Matthew Eckelman is an Assistant Professor at Northeastern University in Civil and Environmental Engineering, with a secondary appointment in Chemical Engineering. His research covers life cycle assessment, environmental systems modeling, and green engineering, with a focus... Read More →
avatar for Michael C. Henry

Michael C. Henry

Architect/Engineer, Watson & Henry Associates
Michael C. Henry, PE, AIA, is Principal Engineer/Architect with Watson & Henry Associates. He consults on sustainable environmental management and building envelope performance for preventive conservation of museum collections. He consults throughout the United States and in Cuba... Read More →
CK

Cindie Kehlet

Associate Professor, Pratt Institute
avatar for Chris McGlinchey

Chris McGlinchey

Conservation Scientist, Museum of Modern Art
Chris joined the Museum of Modern Art in 1999 to setup the science section of the conservation department.
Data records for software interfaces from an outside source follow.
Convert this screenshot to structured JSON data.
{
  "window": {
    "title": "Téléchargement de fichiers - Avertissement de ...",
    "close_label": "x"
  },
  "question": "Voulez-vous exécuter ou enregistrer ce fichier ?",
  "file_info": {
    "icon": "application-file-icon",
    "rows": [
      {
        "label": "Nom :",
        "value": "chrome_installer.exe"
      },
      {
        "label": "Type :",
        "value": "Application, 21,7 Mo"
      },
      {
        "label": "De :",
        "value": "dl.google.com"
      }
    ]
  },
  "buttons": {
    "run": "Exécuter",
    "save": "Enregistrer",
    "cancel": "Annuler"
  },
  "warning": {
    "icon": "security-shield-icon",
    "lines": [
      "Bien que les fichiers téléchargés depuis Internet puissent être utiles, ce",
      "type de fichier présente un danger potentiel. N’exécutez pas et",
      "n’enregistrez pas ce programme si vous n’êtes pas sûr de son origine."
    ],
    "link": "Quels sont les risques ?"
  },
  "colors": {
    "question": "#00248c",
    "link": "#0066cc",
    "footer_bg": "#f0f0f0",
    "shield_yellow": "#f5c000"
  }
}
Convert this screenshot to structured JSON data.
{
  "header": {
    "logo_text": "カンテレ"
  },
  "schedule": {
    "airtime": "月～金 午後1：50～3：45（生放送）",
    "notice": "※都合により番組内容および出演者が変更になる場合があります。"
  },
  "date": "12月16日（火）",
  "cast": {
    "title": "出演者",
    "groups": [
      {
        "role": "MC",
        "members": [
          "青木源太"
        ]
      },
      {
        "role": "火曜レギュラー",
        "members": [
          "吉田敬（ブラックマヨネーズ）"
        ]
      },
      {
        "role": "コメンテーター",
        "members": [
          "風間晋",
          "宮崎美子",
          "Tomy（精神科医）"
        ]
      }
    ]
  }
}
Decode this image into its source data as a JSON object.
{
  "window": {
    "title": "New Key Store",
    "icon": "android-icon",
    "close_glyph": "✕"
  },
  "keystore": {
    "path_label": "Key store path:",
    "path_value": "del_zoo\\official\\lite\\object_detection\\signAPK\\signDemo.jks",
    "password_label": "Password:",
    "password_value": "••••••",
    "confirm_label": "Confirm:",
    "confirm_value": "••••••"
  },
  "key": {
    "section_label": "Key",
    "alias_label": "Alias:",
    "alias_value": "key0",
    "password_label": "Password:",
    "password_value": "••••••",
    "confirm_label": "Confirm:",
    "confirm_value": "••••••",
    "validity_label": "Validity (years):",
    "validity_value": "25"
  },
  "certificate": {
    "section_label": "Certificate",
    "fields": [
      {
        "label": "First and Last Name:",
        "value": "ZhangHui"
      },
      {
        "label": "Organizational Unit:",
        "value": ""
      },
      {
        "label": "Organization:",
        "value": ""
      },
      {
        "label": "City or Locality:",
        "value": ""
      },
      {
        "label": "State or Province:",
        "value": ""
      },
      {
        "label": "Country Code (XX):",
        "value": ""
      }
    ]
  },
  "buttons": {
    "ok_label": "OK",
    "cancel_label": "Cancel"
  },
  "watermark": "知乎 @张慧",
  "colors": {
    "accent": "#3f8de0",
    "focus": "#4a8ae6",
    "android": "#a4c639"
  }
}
Prior to that he worked in the paintings conservation department at the Metropolitan Museum of Art where he assisted with technical analysis of the collection and the development... Read More →

Wednesday May 31, 2017 2:55pm - 3:20pm
Regency C-D Ballroom Level, West Tower

Attendees (122)